* Task input:
####################
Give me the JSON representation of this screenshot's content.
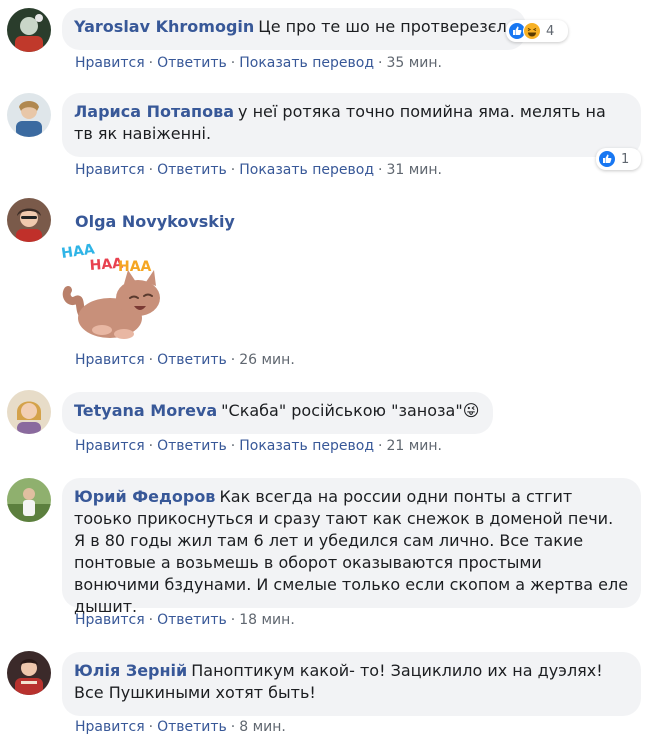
{
  "actions": {
    "like": "Нравится",
    "reply": "Ответить",
    "translate": "Показать перевод",
    "sep": "·"
  },
  "colors": {
    "author_link": "#385898",
    "bubble_bg": "#f2f3f5",
    "meta_text": "#606770",
    "like_blue": "#1877f2",
    "haha_yellow": "#f7b125"
  },
  "comments": [
    {
      "author": "Yaroslav Khromogin",
      "text": "Це про те шо не протверезєл",
      "time": "35 мин.",
      "reactions": {
        "icons": [
          "like-icon",
          "haha-icon"
        ],
        "count": "4"
      }
    },
    {
      "author": "Лариса Потапова",
      "text": "у неї ротяка точно помийна яма. мелять на тв як навіженні.",
      "time": "31 мин.",
      "reactions": {
        "icons": [
          "like-icon"
        ],
        "count": "1"
      }
    },
    {
      "author": "Olga Novykovskiy",
      "sticker": {
        "icon": "haha-cat-sticker",
        "text": [
          "HAA",
          "HAA",
          "HAA"
        ]
      },
      "time": "26 мин."
    },
    {
      "author": "Tetyana Moreva",
      "text": "\"Скаба\" російською \"заноза\"😜",
      "time": "21 мин."
    },
    {
      "author": "Юрий Федоров",
      "text": "Как всегда на россии одни понты а стгит тооько прикоснуться и сразу тают как снежок в доменой печи. Я в 80 годы жил там 6 лет и убедился сам лично. Все такие понтовые а возьмешь в оборот оказываются простыми вонючими бздунами. И смелые только если скопом а жертва еле дышит.",
      "time": "18 мин."
    },
    {
      "author": "Юлія Зерній",
      "text": "Паноптикум какой- то! Зациклило их на дуэлях! Все Пушкиными хотят быть!",
      "time": "8 мин."
    }
  ]
}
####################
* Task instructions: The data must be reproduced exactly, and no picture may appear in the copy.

* Written response:
Give me the JSON representation of this screenshot's content.
{
  "actions": {
    "like": "Нравится",
    "reply": "Ответить",
    "translate": "Показать перевод",
    "sep": "·"
  },
  "colors": {
    "author_link": "#385898",
    "bubble_bg": "#f2f3f5",
    "meta_text": "#606770",
    "like_blue": "#1877f2",
    "haha_yellow": "#f7b125"
  },
  "comments": [
    {
      "author": "Yaroslav Khromogin",
      "text": "Це про те шо не протверезєл",
      "time": "35 мин.",
      "reactions": {
        "icons": [
          "like-icon",
          "haha-icon"
        ],
        "count": "4"
      }
    },
    {
      "author": "Лариса Потапова",
      "text": "у неї ротяка точно помийна яма. мелять на тв як навіженні.",
      "time": "31 мин.",
      "reactions": {
        "icons": [
          "like-icon"
        ],
        "count": "1"
      }
    },
    {
      "author": "Olga Novykovskiy",
      "sticker": {
        "icon": "haha-cat-sticker",
        "text": [
          "HAA",
          "HAA",
          "HAA"
        ]
      },
      "time": "26 мин."
    },
    {
      "author": "Tetyana Moreva",
      "text": "\"Скаба\" російською \"заноза\"😜",
      "time": "21 мин."
    },
    {
      "author": "Юрий Федоров",
      "text": "Как всегда на россии одни понты а стгит тооько прикоснуться и сразу тают как снежок в доменой печи. Я в 80 годы жил там 6 лет и убедился сам лично. Все такие понтовые а возьмешь в оборот оказываются простыми вонючими бздунами. И смелые только если скопом а жертва еле дышит.",
      "time": "18 мин."
    },
    {
      "author": "Юлія Зерній",
      "text": "Паноптикум какой- то! Зациклило их на дуэлях! Все Пушкиными хотят быть!",
      "time": "8 мин."
    }
  ]
}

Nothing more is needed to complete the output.